====== Extracted records

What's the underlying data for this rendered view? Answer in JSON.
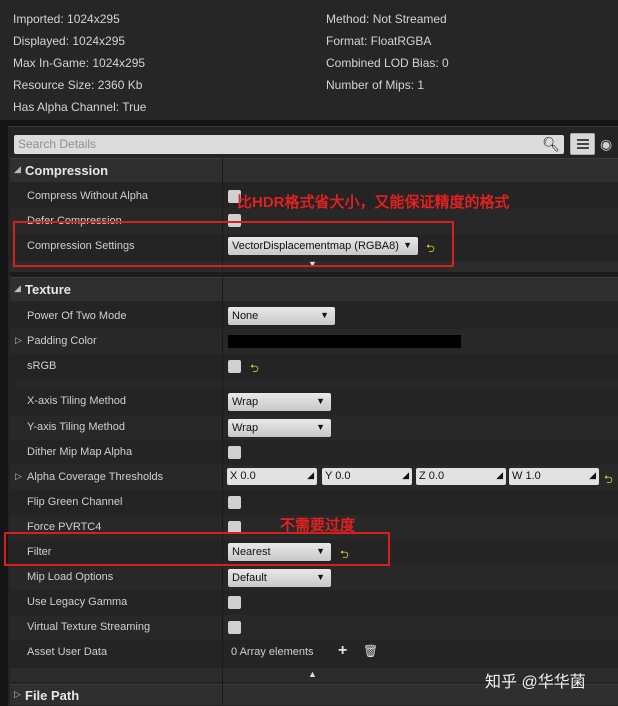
{
  "texture_info": {
    "imported": "Imported: 1024x295",
    "displayed": "Displayed: 1024x295",
    "max_in_game": "Max In-Game: 1024x295",
    "resource_size": "Resource Size: 2360 Kb",
    "has_alpha": "Has Alpha Channel: True",
    "method": "Method: Not Streamed",
    "format": "Format: FloatRGBA",
    "lod_bias": "Combined LOD Bias: 0",
    "num_mips": "Number of Mips: 1"
  },
  "search": {
    "placeholder": "Search Details"
  },
  "categories": {
    "compression": "Compression",
    "texture": "Texture",
    "file_path": "File Path"
  },
  "compression": {
    "compress_without_alpha": "Compress Without Alpha",
    "defer_compression": "Defer Compression",
    "compression_settings": "Compression Settings",
    "compression_settings_value": "VectorDisplacementmap (RGBA8)"
  },
  "texture": {
    "power_of_two_mode": "Power Of Two Mode",
    "power_of_two_value": "None",
    "padding_color": "Padding Color",
    "srgb": "sRGB",
    "x_tiling": "X-axis Tiling Method",
    "x_tiling_value": "Wrap",
    "y_tiling": "Y-axis Tiling Method",
    "y_tiling_value": "Wrap",
    "dither_mip_map_alpha": "Dither Mip Map Alpha",
    "alpha_coverage": "Alpha Coverage Thresholds",
    "alpha_x": "X 0.0",
    "alpha_y": "Y 0.0",
    "alpha_z": "Z 0.0",
    "alpha_w": "W 1.0",
    "flip_green": "Flip Green Channel",
    "force_pvrtc4": "Force PVRTC4",
    "filter": "Filter",
    "filter_value": "Nearest",
    "mip_load_options": "Mip Load Options",
    "mip_load_value": "Default",
    "use_legacy_gamma": "Use Legacy Gamma",
    "virtual_texture_streaming": "Virtual Texture Streaming",
    "asset_user_data": "Asset User Data",
    "asset_user_data_value": "0 Array elements"
  },
  "annotations": {
    "compression_note": "比HDR格式省大小，又能保证精度的格式",
    "filter_note": "不需要过度"
  },
  "watermark": "知乎 @华华菌",
  "colors": {
    "annotation_red": "#d42020",
    "reset_arrow": "#e0d040",
    "panel_bg": "#242424"
  }
}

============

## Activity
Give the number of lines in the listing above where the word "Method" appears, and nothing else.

## Exercise answer
3